At the occasion of the 49th session of the Human Rights Council (HRC), the rights of peasants were back on the table of the UN space in Geneva. Representatives of LVC, FIAN International and CETIM participated in the session and used the opportunity to advocate for the promotion and implementation of the UN Declaration of the rights of peasants and other people working in rural areas (UNDROP).
The 11th of March 2022, Zainal Arifin Fuat, member of the International Coordination Committee (ICC) of La Via Campesina and Serikat Petani Indonesia (SPI), intervened in the interactive dialogue with the Special Rapporteur on the right to food, Mr. Michael Fahkri.
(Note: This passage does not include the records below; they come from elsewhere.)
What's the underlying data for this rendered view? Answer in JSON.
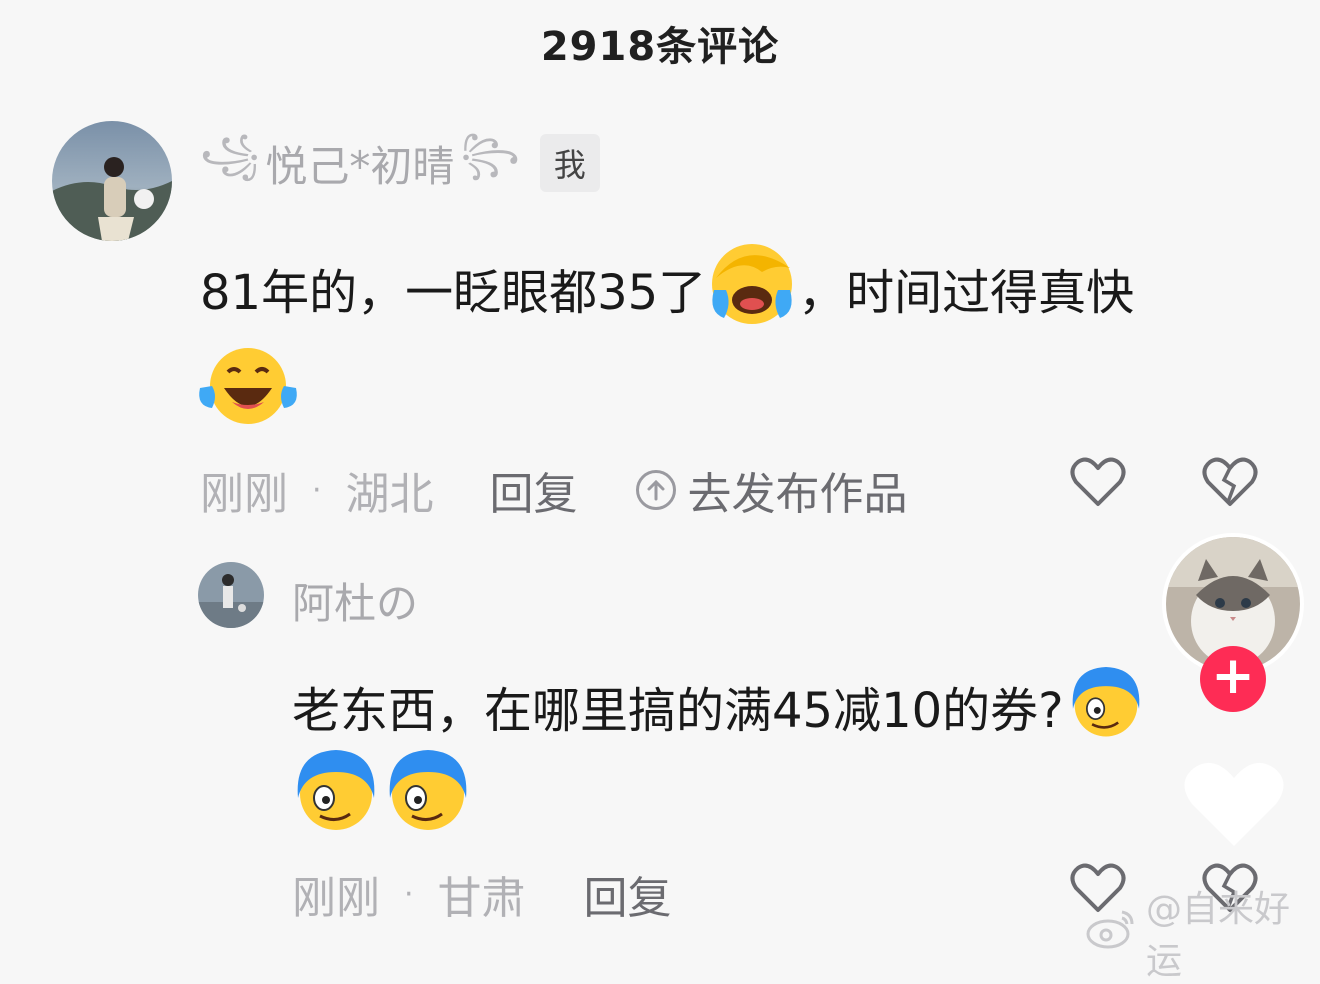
{
  "header": {
    "title": "2918条评论"
  },
  "comment1": {
    "author": "悦己*初晴",
    "author_deco_left": "꧁",
    "author_deco_right": "꧂",
    "me_tag": "我",
    "text_before": "81年的，一眨眼都35了",
    "text_after": "，时间过得真快",
    "meta": {
      "time": "刚刚",
      "separator": "·",
      "location": "湖北",
      "reply": "回复",
      "publish": "去发布作品"
    }
  },
  "comment2": {
    "author": "阿杜の",
    "text": "老东西，在哪里搞的满45减10的券?",
    "meta": {
      "time": "刚刚",
      "separator": "·",
      "location": "甘肃",
      "reply": "回复"
    }
  },
  "side": {
    "follow_plus": "+"
  },
  "watermark": {
    "text": "@自来好运"
  },
  "colors": {
    "accent": "#fe2c55",
    "muted": "#b1b1b5",
    "text": "#1a1a1a",
    "background": "#f7f7f7"
  },
  "icons": [
    "upload-icon",
    "like-icon",
    "dislike-icon",
    "weibo-icon"
  ]
}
Making use of the consultative statuts of CETIM, he addressed the plenary of the HRC commending the report of the Special Rapporteur for highlighting the importance of the UNDROP and the role of rural women.
Zainal echoed the recommendations made by Special Rapporteur Fakhri to base the national seed systems on the International Treaty on Plant Genetic Resources for Food (ITPGRFA), the Convention on the Elimination of Discrimination against Women (CEDAW), the United Nations Declaration on the Rights of Indigenous Peoples (UNDRIP) and the UNDROP. These recommendations are key to oppose the privatization of seeds and all forms of appropriation of life, thus promoting the respect of key articles of the UNDROP as article 19 (right to seed) and article 20 (right to biodiversity). He also called upon the Special Rapporteur to continue its work on the promotion of the rights to seeds and urged UN Member States to foster the promotion and the implementation of the UNDROP.
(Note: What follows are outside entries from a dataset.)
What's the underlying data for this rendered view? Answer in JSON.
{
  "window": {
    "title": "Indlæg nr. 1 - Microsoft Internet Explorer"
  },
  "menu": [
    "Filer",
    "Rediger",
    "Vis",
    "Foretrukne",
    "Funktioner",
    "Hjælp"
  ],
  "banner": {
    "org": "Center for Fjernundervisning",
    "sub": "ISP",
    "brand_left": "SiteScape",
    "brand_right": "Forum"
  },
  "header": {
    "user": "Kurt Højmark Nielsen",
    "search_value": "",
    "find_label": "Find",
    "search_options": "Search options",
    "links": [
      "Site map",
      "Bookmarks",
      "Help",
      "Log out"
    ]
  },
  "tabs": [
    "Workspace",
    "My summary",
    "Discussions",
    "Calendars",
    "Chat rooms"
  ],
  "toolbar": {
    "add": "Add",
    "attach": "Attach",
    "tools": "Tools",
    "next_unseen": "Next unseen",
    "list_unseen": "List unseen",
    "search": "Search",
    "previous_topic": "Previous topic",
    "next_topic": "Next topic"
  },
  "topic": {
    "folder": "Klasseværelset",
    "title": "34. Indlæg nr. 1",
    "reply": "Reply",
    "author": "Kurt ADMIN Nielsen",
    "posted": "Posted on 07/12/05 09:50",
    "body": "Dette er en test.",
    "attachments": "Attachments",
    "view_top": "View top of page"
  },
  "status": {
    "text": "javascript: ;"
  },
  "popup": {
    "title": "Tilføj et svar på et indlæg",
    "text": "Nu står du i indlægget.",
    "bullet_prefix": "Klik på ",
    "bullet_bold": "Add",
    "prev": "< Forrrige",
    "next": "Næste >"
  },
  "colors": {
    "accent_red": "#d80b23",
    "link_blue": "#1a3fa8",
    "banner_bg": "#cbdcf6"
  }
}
The 22nd of March 2022, two weeks after this interactive dialogue on the right to food and seeds, Morgan Ody, General Coordinator of La Via Campesina and member of La Confédération Paysanne, addressed the plenary of the HRC in the framework of a debate on the UN mechanisms and bodies. Speaking on behalf of CETIM and FIAN International, she recalled that peasant movements are developing strategies and efforts to implement the UNDROP at all levels. Such efforts include fitting UNDROP in the agenda of work of existing UN mechanisms and bodies. Moreover, she highlighted that La Via Campesina calls on the Human Rights Council to create a new special procedure to monitor the implementation of the UNDROP. Morgan’s intervention was timely, as it allowed to replace the UNDROP and the need to promote it at the international level at the center of the UN space and agenda.
Indeed, it is worth recalling that after the adoption of the UNDROP in 2018, La Via Campesina, CETIM and FIAN International began to work in favor its implementation and mainstreaming within UN bodies and institutions. The main goal of this being the creation of a follow-up mechanism on the rights of peasants within the Human Rights Council. This monitoring mechanism will be a crucial to support the implementation of the UNDROP at all levels.
How can this be done? It is clear that the focal point of monitoring and implementation efforts should first take place at the local and national level, fostered by local rural grassroots organizations. But monitoring should also be carried out at the international level, through the formation/creation of this monitoring body. In fact, we don’t have to forget that the decisions and agreements taken at the international level have concrete and great impacts on national policies. For instance, free-trade investment agreements or international programs imposed by international financial institutions (as the Structural Adjustment Programs) have serious consequences on national rural policies. In this sense, the future international mechanism could help in promoting the alignment of this type of agreements with the provisions of the UNDROP.
Once achieved, the follow-up mechanism will have different functions as follows:
In light of the above, La Via Campesina and its allies will continue to be proactive in this new stage of the peasants’ rights process to ensure that the good conditions for the creation of this future instrument exist. The promotion of the UNDROP remains a main priority. This is all the more true at a time of multiple crisis that affect our societies, and in particular the most vulnerable in the rural areas. The UNDROP can play a key role in the way out of the current political and economic crisis, environmental degradation and social and cultural disarray, as a new social justice contract for the benefit of all.
CETIM’s book on the UNDROP “The UNDROP. A tool of struggle for a common future” (free access in English):